As the UN climate negotiations in Barcelona come to a close today, Oxfam Australia’s climate change spokeswoman Kelly Dent said: “The world’s poorest countries are already struggling to survive in a changing climate and need action, not more hollow promises.”
Responding to announcements by the EU, Britain, the US, and UN Secretary-General Ban Ki-moon that hopes are fading for a legally binding climate deal in Copenhagen, Ms Dent called on Prime Minister Kevin Rudd as a Friend of the Chair to use his leadership role to push for a legally binding agreement in Copenhagen.
“What is needed now is bold action, not a lowering of expectations,” Ms Dent said. “There are grave fears that a political agreement won’t deliver a fair, safe and binding deal. And that is precisely what we need to avoid catastrophic climate change.
“Today feels like Groundhog Day. We have been here before. Two years ago, rich nations promised to deliver a legally binding climate deal in Copenhagen. Now these same countries have admitted to back-peddling in order to accommodate the US, a country which is now playing down any chance of a climate deal in Denmark.”
She said Kevin Rudd needs to demonstrate his commitment to his leadership role – as he has said he would do. This means pledging to attend the Copenhagen Summit – as British Prime Minister Gordon Brown had done – and recognising the science by committing to binding targets of 40 per cent.
“The EU says it can agree emission reduction targets in Copenhagen, and Australia must do the same,” Ms Dent said.
“The world’s poorest nations are facing with an impossible choice – no climate deal or a bad climate deal.
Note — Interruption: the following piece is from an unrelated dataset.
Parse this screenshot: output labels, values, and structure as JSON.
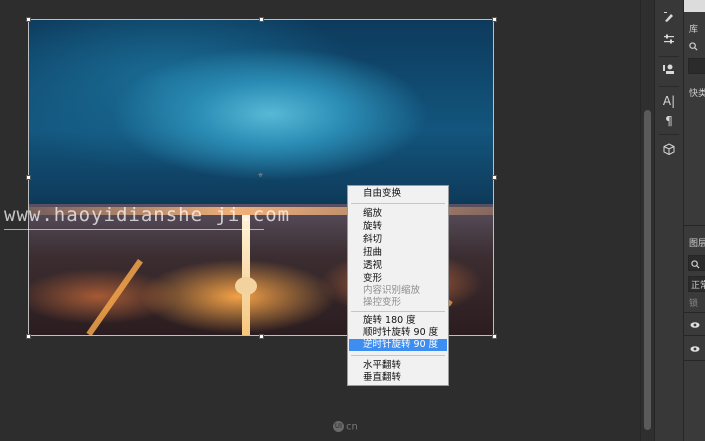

Both options threaten the lives and livelihoods of millions of the world’s most vulnerable people.”
She said Australia could move negotiations forward by showing its hand on what finance it would contribute to help developing countries adapt to the impacts of climate change and reduce emissions.
“This finance must be additional to existing aid commitments otherwise decades of development gains will be reversed,” she said.
A levy on international shipping and aviation emissions and a percentage of revenue from the government’s proposed emissions trading scheme are two ways in which climate finance could be raised.
Please contact Laurelle Keough (0409 960 100, firstname.lastname@example.org) for more information or to interview Kelly Dent.